19 August 2007 - Peace Now and the Heftsiba collapse
Recently, the Heftsiba construction company, one of Israel’s most important real estate developers, collapsed amidst allegations of fraud and mismanagement. Hundreds of people who paid for apartments in new developments have now been left in the lurch, and some have even tried breaking into their unfinished units in the hope that living inside their investments would save them from being lost.
The story of how and why Heftsiba failed is probably a complex one, and the authorities are investigating charges of wrongdoing. But a new theory is doing the rounds among Israeli settlers. Peace Now, the story goes, caused Heftsiba to collapse when it brought a successful court injunction against a Heftsiba construction project in the West Bank which violated zoning restrictions.
To Israelis on the right of the political spectrum, this is a classic case of left-wing activists damaging the country, and the rights of Israelis, for purely ideological and self-interested reasons. To Israelis on the left, the Heftsiba collapse—if indeed it was indirectly caused by Peace Now—should serve as a warning to Israelis and Israeli companies that the days of “anything goes” in the territories are over.

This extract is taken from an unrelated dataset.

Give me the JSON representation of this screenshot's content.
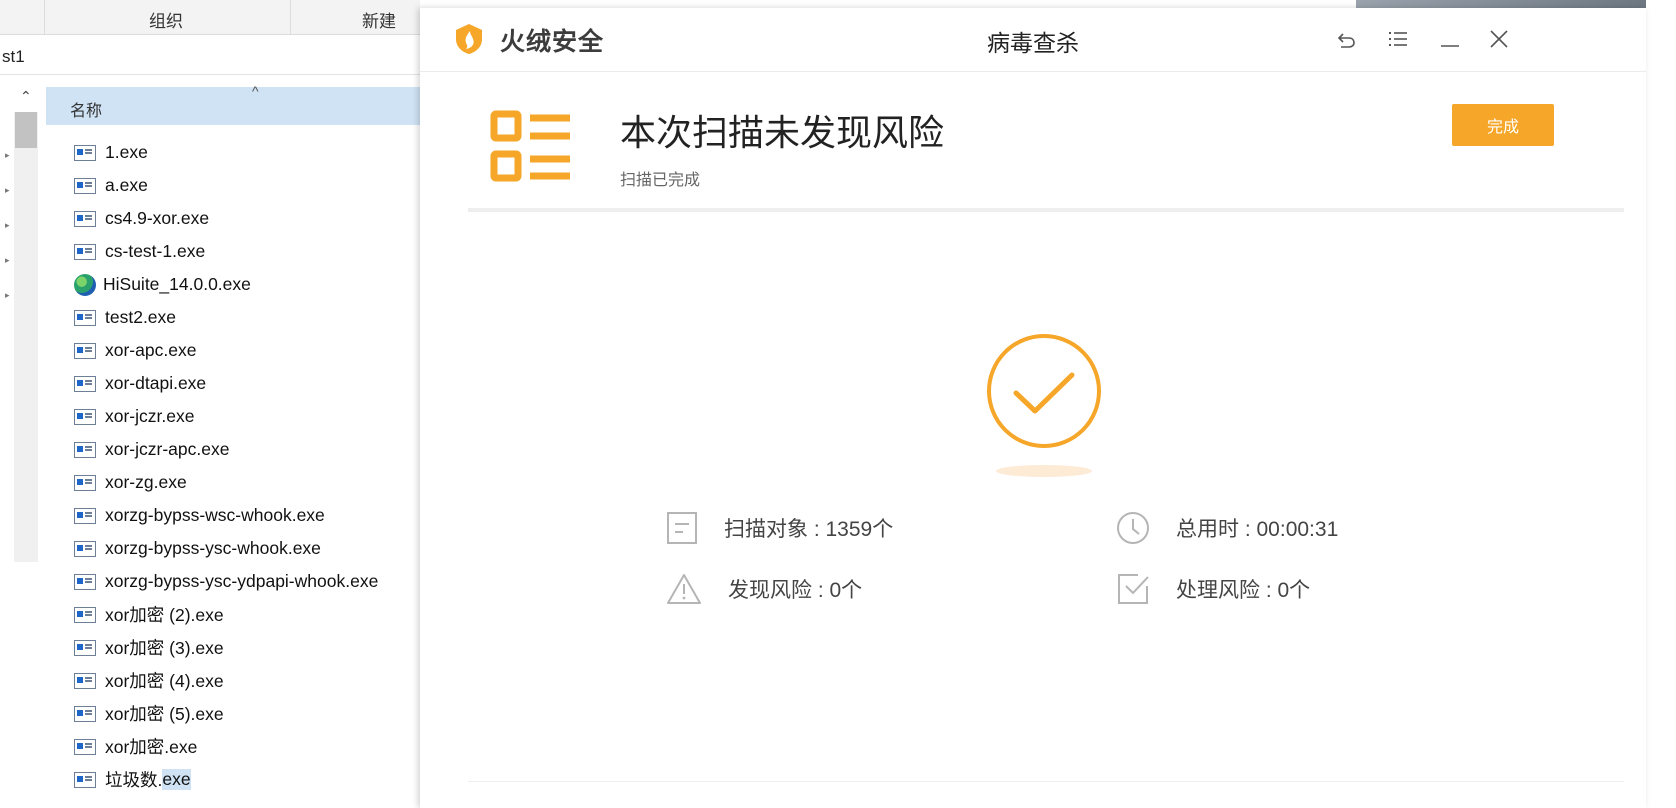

This has the makings of a great, tragic political drama. All the various factions in Israel are involved, from the left-wing activists to the Haredim to the Russian tycoons. The Palestinians of Bil’in are there, and the new settlers of Modi’in Illit, and with them all the yearnings and recriminations of the conflict. It would be entertaining—if hundreds of families were not in danger of losing their homes.